Other significant processes over the last year, where the members of the Group effectively pursued its principled objectives included:
- The adoption of a resolution on the basic principles on Sovereign Debt Restructuring;
- The adoption of the Sendai Framework for Disaster Risk Reduction 2015-2030;
- The adoption of Resolution 69/292 on 19 June 2015 pertaining to the development of an international legally-binding instrument under the United Nations Convention on the Law of the Sea (UNCLOS) on the conservation and sustainable use of marine biological diversity of areas beyond national jurisdiction; and
- The adoption of the Outcome Document of the High-Level Meeting of the General Assembly on the Overall Review of the Implementation of WSIS Outcomes.
A strong and robust multilateral system is in the interest of developing countries, and the G77 and China shares the collective commitment to improving the efficient and effective functioning of the United Nations, in particular through the adequate resourcing of the organisation to deliver on its mandates.
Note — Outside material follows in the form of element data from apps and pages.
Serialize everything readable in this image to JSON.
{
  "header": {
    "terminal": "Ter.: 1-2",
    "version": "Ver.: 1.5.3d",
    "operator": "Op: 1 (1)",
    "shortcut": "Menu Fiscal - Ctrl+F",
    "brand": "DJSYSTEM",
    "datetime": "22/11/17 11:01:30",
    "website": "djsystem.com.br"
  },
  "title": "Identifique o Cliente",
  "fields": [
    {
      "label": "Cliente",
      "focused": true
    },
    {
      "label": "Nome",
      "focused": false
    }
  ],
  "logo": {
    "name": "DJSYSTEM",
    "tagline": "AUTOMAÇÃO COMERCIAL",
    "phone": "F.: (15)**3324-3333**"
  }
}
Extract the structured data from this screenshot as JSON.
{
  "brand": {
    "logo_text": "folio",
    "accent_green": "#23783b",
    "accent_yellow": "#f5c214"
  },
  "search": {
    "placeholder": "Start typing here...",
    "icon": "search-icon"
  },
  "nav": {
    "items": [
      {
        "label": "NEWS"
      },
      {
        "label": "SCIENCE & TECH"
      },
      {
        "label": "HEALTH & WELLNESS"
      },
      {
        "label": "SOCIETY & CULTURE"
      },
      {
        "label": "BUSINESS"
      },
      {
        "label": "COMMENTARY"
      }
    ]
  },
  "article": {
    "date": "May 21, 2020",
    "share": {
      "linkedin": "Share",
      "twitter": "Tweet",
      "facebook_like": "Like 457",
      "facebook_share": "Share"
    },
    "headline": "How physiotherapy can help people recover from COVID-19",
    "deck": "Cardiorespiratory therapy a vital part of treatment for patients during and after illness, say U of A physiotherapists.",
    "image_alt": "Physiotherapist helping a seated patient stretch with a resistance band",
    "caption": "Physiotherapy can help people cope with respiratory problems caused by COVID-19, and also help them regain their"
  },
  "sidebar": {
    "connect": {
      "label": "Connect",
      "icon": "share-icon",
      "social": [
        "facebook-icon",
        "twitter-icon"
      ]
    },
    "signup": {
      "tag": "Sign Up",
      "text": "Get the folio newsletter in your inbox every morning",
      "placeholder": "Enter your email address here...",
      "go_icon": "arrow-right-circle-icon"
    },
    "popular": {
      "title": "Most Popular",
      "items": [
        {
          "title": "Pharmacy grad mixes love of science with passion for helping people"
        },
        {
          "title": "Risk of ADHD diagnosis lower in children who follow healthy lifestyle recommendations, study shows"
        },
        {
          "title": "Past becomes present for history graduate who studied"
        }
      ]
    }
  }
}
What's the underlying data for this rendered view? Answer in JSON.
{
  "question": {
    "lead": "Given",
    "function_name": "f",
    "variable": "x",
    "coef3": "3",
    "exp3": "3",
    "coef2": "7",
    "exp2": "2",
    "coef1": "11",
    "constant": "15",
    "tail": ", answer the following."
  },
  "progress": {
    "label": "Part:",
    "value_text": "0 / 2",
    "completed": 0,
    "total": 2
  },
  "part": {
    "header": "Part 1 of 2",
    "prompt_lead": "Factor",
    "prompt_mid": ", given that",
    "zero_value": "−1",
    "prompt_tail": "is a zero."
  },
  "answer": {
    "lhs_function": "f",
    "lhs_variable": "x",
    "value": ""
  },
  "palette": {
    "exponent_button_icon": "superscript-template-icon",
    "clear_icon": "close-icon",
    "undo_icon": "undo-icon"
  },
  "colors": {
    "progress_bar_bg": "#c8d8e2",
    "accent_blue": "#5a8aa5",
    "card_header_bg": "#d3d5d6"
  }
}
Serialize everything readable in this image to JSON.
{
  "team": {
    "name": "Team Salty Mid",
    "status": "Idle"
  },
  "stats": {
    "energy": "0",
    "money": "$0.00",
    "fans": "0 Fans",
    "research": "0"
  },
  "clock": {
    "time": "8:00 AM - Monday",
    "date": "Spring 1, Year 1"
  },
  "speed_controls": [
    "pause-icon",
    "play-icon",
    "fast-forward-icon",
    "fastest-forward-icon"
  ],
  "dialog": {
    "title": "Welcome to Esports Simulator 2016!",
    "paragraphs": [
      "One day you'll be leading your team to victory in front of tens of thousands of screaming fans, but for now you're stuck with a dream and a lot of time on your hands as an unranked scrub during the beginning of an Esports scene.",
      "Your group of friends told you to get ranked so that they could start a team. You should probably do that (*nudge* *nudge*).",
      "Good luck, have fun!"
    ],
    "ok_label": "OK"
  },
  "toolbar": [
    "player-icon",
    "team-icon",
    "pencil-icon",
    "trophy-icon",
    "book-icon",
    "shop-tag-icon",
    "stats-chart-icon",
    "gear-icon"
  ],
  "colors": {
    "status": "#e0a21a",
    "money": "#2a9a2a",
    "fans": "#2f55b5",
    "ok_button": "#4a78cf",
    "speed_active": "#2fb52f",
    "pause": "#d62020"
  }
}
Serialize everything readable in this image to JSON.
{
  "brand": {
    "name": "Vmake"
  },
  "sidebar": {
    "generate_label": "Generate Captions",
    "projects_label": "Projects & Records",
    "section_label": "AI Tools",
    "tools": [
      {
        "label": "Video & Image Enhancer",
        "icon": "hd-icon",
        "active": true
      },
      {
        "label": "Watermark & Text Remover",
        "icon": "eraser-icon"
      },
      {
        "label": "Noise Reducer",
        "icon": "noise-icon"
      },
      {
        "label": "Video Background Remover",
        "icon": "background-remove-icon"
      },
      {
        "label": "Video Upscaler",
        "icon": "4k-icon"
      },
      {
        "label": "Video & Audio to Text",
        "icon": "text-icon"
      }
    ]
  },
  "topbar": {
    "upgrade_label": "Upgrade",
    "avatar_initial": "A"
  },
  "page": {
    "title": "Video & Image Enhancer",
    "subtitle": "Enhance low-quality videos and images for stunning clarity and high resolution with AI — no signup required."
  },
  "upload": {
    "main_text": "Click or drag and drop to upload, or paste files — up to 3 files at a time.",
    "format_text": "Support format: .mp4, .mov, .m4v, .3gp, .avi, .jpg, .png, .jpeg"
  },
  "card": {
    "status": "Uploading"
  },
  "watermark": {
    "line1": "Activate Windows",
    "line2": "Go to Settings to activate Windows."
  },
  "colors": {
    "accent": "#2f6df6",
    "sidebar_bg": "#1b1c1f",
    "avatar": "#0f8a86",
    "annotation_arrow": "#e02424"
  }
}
Member states recently adopted a regular budget for the UN and a reformed UN common system that is “fit for purpose”. We also maintained the current methodology of the scales of assessment, which reflects the changes in the relative economic situations of Member States and safeguards the principle that developing countries should not be assigned to the same level of contributions as developed countries.
In this coming year, the Group will need to build on these achievements and ensure there is an adequately resourced UN system to support the achievement of the SDGs and sustainable development in general.
South-South cooperation will remain an important pillar for strengthening the economic independence of countries of the South as a complement and not a replacement to North-South cooperation. The members of the G77 and China should ensure that the UN Office for South-South Cooperation and the G77 and China Secretariat are adequately funded to carry out the Group's objectives in an effective and efficient manner. Similar support should also be extended to institutions that promote and contribute to the unity and solidarity of the Group, including the South Centre.
In closing Excellencies, all that remains is for me to have the honour and pleasure to hand-over the Chair's gavel to His Excellency Minister Don Pramudwinai, Minister of Foreign Affairs of the Kingdom of Thailand. We wish Thailand great success in leading the Group in 2016 and assure you of South Africa’s continuing support during your tenure.
I thank you.